Everything is relative.
If you could run a fax modem
, cd drive, and network connection all at the same time under DOS, you had wizard-like knowledge and powers to cram them all into memory at the same time. There are reasons that DOS is dead, even if it is still the right tool for some jobs.
Up until a few years ago, the company I work for still had an old Unix 386 that was our enterprise fax server. After working there for 4 years I finally signed on to it because of Y2k. Never signed on to it again until it was decommissioned in about 2005. It just ran. Why replace it with the newest GUI sporting Windows?
I get tired of the polarized rants on both sides saying their point of view is correct. Everyone should stay with XP, everyone should go to Vista. Anyone that goes to Vista is only asking for trouble just to get the latest bling. Anyone staying with XP is an old fuddy-duddy afraid of their own shadow.
I stay on a version of the operating system as long as it does the job I need it to do. (The 4 billion dollar company I work for is still on XP) And I wait until all the software I have will work on the new operating system. Sometimes I move a little sooner, but keep the old machine for an application or two. I still have my 486 DX2-66 with Windows 95 because it will run my only copy of Autocad.
It was about 3 years after XP came out before it was really ready to be used. Vista seems to already be there in much less time. From what I am hearing, there was much less change to go to Windows 7, and it could be in good shape even faster. At the rate things are going, I may skip Vista and go straight to 7 in a year or two (I skipped 98). Then again, the Unbunto box I have is looking better and better.
For the zealots always pushing *nix machines, including Unbunto, they are still not to the point where the average user will be able to get it up and running. It's getting really close, though. I have an Unbunto machine and I love it. But, not only does it take a little more effort to get and load software for it, there are less people that can help me, so I'm more on my own. I'm fine with that, but some people would not be. I think it would be a little irresponsible for me to recommend Linux to someone who knows nothing at all about computers
. However, when I find someone I DO think is a good candidate, I push it hard. I think it may well be the future.
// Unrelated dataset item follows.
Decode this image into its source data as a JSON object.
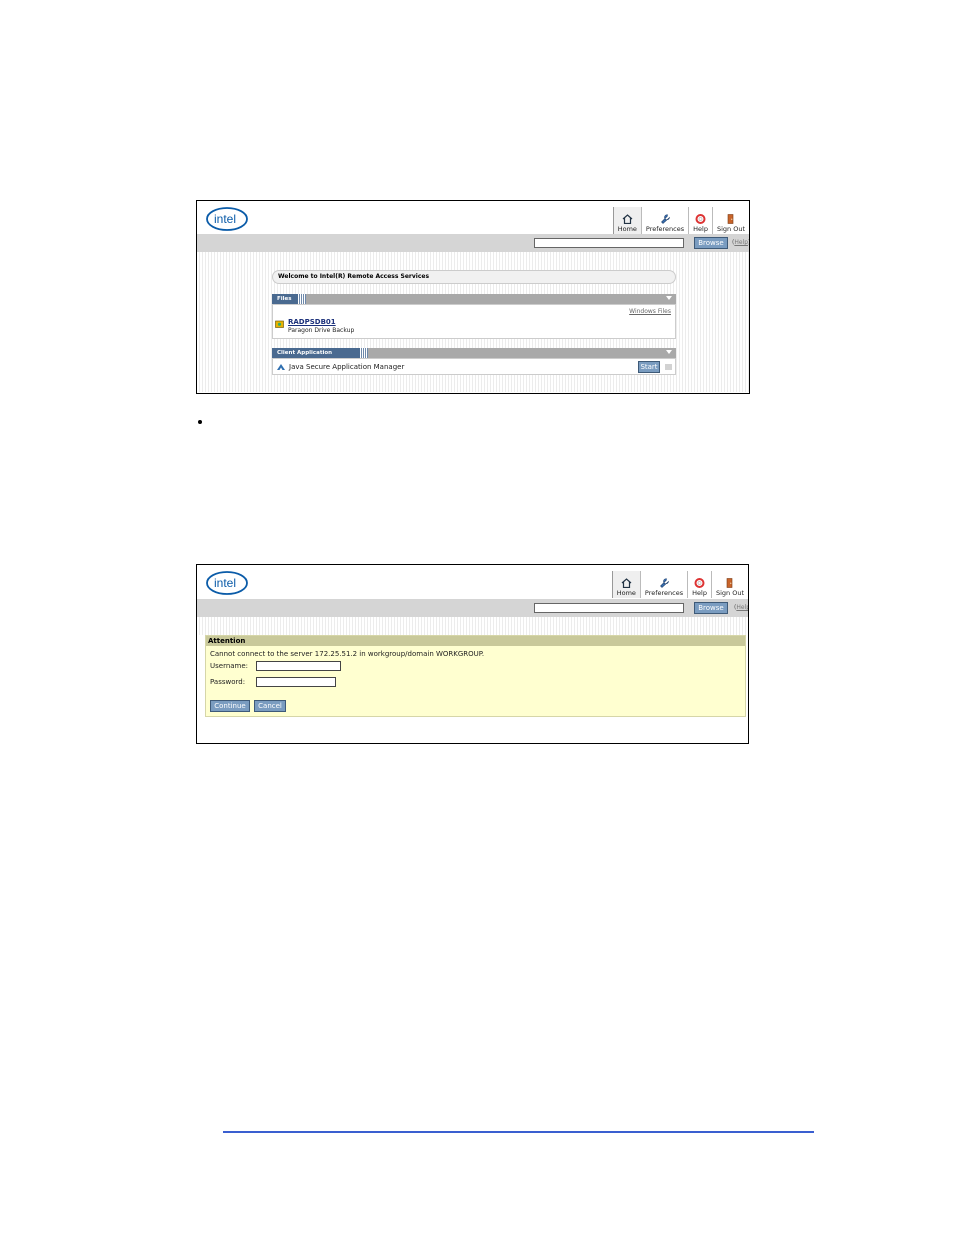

Get the technology you need to do the job you need done. Don't let anyone push you into getting something just because they say it's the right thing to do. Don't let the bells and whistles seduce you.